Unit Testing

There are many varieties of automated testing. A common variety is unit testing.

Definition

"A short program fragment written and maintained by the developers ... which exercises some narrow part of the product's source code and checks the results. The outcome of a unit test is binary: either "pass" if the program's behavior is consistent with the recorded expectations, or "fail" otherwise." - Agile Alliance, "Unit Testing"

Unit testing is usually done in an automated fashion as a part of the project's build so that program correctness is verified early and often throughout development. To support this goal, all of a project's unit tests should be able to execute within a few seconds. Unit tests should also be able to be run on any programmer’s or build server's environment. For the sake of speed and reproducibility, unit tests rarely rely on resources that are outside of the code's version control repository (e.g. large binary files or volatile network resources). Writing your code such that unit tests can be performed provides technical reviewers and yourself with a thorough and granular method to review the functionality of the code at any time.

There are many free unit testing tools. A non-exhaustive list follows.

Automated Code Quality Metrics

In addition to automated testing, software projects are increasingly adopting automated code quality metrics. Code quality metrics analyze programs' source codes and runtime behaviors to discover areas for improvement in correctness, design, security, performance and other concerns. Incorporating code quality metrics into the automated build ensures that programmers get feedback about their code quickly and more often.

There are two broad categories of metrics: static analysis and dynamic analysis. Static analysis is accomplished by inspecting the source code without running any code. Dynamic analysis requires running the code.

Static Analysis

Some static analysis metrics are simple. For example, static analysis tools might raise alarms if functions have too many lines.
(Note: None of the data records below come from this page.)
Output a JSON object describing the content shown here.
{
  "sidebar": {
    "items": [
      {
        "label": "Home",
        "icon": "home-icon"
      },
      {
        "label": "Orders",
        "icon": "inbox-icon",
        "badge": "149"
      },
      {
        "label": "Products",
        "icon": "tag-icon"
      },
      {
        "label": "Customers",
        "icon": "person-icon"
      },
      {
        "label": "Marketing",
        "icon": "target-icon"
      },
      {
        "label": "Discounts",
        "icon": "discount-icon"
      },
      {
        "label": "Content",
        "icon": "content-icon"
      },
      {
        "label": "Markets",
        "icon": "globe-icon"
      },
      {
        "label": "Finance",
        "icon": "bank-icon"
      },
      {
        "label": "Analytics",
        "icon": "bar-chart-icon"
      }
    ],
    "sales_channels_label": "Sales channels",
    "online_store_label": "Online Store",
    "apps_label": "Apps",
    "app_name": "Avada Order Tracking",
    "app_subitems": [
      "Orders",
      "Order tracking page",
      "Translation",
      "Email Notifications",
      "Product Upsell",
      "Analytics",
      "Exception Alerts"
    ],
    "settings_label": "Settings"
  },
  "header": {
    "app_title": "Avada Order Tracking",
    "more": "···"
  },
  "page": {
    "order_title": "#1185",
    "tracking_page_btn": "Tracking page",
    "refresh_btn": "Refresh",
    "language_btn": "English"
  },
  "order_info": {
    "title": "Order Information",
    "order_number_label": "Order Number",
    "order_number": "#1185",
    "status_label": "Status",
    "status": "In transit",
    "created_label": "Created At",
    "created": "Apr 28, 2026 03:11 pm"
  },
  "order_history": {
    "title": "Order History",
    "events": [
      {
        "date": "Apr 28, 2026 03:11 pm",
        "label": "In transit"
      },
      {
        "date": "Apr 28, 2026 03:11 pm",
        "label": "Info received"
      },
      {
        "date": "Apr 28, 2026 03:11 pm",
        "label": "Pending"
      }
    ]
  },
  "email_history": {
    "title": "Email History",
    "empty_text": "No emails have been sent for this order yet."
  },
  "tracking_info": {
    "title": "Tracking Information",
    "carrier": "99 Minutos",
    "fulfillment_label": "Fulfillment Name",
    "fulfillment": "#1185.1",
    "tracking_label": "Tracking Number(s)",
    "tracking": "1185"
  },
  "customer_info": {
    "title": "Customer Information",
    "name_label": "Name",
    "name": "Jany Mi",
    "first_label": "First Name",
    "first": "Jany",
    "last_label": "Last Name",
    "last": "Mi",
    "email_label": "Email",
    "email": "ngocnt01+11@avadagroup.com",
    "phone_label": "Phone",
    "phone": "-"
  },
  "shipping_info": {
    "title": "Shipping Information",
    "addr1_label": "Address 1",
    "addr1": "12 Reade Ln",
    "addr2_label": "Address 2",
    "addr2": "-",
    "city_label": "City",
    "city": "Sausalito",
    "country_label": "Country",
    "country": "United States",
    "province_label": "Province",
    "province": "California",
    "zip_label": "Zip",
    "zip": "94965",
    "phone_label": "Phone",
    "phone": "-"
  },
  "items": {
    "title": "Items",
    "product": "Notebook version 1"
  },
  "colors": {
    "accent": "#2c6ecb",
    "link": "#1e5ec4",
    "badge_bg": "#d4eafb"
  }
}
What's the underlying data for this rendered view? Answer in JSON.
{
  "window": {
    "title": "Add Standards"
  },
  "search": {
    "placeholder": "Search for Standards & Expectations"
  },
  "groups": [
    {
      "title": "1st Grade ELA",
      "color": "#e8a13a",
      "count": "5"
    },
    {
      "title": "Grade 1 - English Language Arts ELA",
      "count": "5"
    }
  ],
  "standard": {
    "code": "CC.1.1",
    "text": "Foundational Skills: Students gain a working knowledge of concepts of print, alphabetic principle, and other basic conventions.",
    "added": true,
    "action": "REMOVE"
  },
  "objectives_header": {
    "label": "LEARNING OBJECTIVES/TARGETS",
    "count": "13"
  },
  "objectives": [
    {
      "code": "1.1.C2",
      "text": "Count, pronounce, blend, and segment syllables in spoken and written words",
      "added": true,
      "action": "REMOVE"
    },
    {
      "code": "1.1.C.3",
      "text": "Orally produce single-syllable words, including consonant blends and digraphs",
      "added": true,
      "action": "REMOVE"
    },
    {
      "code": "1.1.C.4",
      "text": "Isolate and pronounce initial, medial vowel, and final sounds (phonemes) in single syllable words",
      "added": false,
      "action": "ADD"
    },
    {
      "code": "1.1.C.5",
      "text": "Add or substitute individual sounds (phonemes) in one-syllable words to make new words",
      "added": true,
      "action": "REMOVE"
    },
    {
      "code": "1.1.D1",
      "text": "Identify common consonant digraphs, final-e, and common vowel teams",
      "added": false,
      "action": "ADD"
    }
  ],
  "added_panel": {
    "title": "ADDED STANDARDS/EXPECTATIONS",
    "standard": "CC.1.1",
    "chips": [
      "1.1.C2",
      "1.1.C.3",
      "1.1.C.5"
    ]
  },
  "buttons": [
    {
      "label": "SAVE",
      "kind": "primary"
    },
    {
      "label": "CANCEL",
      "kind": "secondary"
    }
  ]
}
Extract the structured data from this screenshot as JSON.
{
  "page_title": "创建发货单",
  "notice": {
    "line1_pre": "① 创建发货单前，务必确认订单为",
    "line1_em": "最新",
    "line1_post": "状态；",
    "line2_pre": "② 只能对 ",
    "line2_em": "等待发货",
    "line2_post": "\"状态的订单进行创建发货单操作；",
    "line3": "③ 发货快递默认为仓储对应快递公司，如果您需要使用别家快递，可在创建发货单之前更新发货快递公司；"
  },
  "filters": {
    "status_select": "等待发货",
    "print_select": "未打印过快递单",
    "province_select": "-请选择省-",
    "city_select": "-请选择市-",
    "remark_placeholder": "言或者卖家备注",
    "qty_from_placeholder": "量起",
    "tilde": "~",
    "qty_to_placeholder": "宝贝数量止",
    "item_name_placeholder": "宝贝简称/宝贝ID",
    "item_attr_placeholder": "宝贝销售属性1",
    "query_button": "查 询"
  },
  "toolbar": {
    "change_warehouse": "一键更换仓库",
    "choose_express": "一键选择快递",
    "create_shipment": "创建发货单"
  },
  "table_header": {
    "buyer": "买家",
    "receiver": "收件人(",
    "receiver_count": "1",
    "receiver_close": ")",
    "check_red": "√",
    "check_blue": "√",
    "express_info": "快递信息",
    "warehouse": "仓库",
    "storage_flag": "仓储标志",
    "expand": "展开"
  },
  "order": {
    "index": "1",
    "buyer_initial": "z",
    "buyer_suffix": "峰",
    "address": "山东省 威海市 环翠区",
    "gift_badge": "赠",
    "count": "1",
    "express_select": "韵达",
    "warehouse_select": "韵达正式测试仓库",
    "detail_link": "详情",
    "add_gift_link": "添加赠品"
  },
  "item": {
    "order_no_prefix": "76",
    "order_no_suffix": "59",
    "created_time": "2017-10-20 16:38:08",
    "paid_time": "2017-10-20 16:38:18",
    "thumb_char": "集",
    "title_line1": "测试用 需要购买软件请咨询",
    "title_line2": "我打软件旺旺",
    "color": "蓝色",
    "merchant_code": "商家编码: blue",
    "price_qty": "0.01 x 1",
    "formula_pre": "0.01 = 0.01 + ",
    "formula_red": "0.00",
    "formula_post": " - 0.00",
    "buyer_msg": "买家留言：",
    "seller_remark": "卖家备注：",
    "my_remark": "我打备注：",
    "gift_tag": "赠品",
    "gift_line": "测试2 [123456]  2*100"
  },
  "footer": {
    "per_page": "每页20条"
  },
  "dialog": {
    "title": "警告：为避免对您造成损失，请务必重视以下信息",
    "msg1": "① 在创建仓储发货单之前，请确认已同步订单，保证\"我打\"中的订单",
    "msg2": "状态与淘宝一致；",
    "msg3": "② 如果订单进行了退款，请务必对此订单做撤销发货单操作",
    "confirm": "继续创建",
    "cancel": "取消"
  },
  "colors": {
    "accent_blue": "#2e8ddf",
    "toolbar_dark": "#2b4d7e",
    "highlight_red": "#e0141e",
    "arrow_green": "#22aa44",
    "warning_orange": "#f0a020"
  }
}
This encourages the creation of smaller functions, which are generally easier to comprehend, test, and maintain. Other metrics are more involved. For example, the cyclomatic complexity metric measures the number of independent paths through a function. The more levels of nested control flow (loops, conditions, etc.) there are inside of a function, the higher the cyclomatic complexity. In general, the higher the cyclomatic complexity, the more difficult the code is to comprehend.

Dependency analysis is important too. It inspects the versions of a project's dependencies, compares them against lists of known security vulnerabilities, and against the most up-to-date versions of the dependencies. Automated dependency analysis helps programmers plan efforts to upgrade dependencies and reduces response time to security vulnerabilities.

There are many static analysis tools. A non-exhaustive list follows.

Wikipedia has a more comprehensive index.

The results of static analysis can be visualized and shared through many free online services, such as Codacy, Code Climate, or libraries.io.

Dynamic Analysis

Test Coverage

A common dynamic analysis metric is test coverage (also known as code coverage). Test coverage is the percentage of code that is executed by automated tests. A codebase's overall test coverage provides an indication of how well-tested the codebase is. Line-by-line test coverage data can highlight lines of code that are not being tested. A programmer can use test coverage data to improve tests, and to better-inform estimates of how long a given task will take.

There are many test coverage tools. A non-exhaustive list follows.

Test coverage can be visualized and shared for free by many online services, such as Codecov, or Coveralls. Using tools such as coveralls can make it possible to see the level of coverage in a project or even an organization and look for areas of improvement.